If he had to do it all over again he would look at what it meant to win an Olympic medal in a very different way, “Medals don’t shape you as a person,” explained Larkin. “For a while I had a thought that I would be a failure if I didn’t come home with a medal. But there is such a deeper message that comes with doing what we do. Teaching the young kids watching that it’s fantastic to dream, work your butt off and chase your dream, but its okay to come so close and just miss it. It’s the fun of dreaming.”
“I think I wouldn’t have put so much pressure on myself at the games.”
Despite the results not being what was expected he feels good about his Olympic experience, “Looking back I couldn’t be prouder. Originally I was upset, coming to the realization that it would be another four years until I receive that opportunity again.”
“We had a press conference in the beginning of the week, there was five athletes there including myself.
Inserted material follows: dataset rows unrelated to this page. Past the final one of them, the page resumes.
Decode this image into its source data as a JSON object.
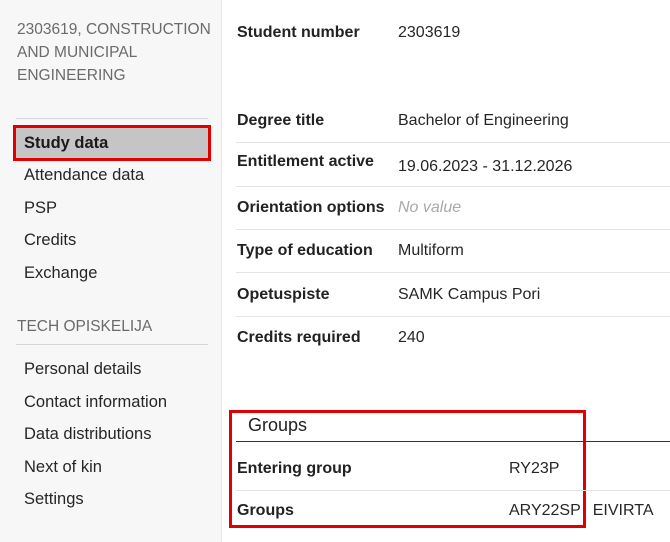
{
  "sidebar": {
    "student_header": "2303619, CONSTRUCTION AND MUNICIPAL ENGINEERING",
    "study_nav": [
      "Study data",
      "Attendance data",
      "PSP",
      "Credits",
      "Exchange"
    ],
    "section_label": "TECH OPISKELIJA",
    "personal_nav": [
      "Personal details",
      "Contact information",
      "Data distributions",
      "Next of kin",
      "Settings"
    ]
  },
  "main": {
    "student_number": {
      "label": "Student number",
      "value": "2303619"
    },
    "details": [
      {
        "label": "Degree title",
        "value": "Bachelor of Engineering"
      },
      {
        "label": "Entitlement active",
        "value": "19.06.2023 - 31.12.2026"
      },
      {
        "label": "Orientation options",
        "value": "No value"
      },
      {
        "label": "Type of education",
        "value": "Multiform"
      },
      {
        "label": "Opetuspiste",
        "value": "SAMK Campus Pori"
      },
      {
        "label": "Credits required",
        "value": "240"
      }
    ],
    "groups": {
      "title": "Groups",
      "rows": [
        {
          "label": "Entering group",
          "values": [
            "RY23P"
          ]
        },
        {
          "label": "Groups",
          "values": [
            "ARY22SP",
            "EIVIRTA"
          ]
        }
      ]
    }
  },
  "colors": {
    "highlight": "#e00000",
    "active_bg": "#c5c5c5"
  }
}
After the swimming in Rio we held another press conference and I was the only athlete to return from the beginning of the week. There was a massive realization for me seeing so many of my close teammates dreams slip through their fingers, mine too in a way. At the end of the toughest week I’ve faced as a swimmer to come away with an individual silver, I couldn’t be prouder.”
The next quadrennial will be very different for Larkin after deciding to change coaches after spending the last eight years with Michael Bohl, “It was tough, but there was a part of my mind that was considering it and I knew if I didn’t listen to that, I may have left the sport, in a number of years, with doubts. I felt like it was time for a change and new challenges. I want to continue learning in the sport and want to see what other coaches are able to teach me.”
He knows that his relationship with Bohl and what the veteran coach has taught him is a big reason for his success, “I came to Bohly as a young 16 year old basically not much. He taught me everything, some of his key messages were;
‘It’s not about feeling, its about racing.’ On race day, it doesn’t matter all that matters is getting into the race and fighting.
‘No one becomes a champion by accident.’
“He taught me so much about stroke, technique and swimming relaxed. He pushed me during sessions to a completely new place.”
Larkin is now faced with the decision of who he will work with moving forward,”I’m looking for a coach that can teach me new things, someone who has a keen eye for detail, whilst maintaining a similar training program to that of Michael,” said Larkin. “I’m spending the next few months trialling around five coaches.”
“I used this analogy; I’ve been with Michael for eight years, and just say he’s Australia, I just don’t know what the rest of the world (other coaches) can offer.”
“So far the coaches I’ve trialled have taught me a few things, and certainly can offer a lot in their own areas of expertise, its just about weighing the pros and cons and finding the best.”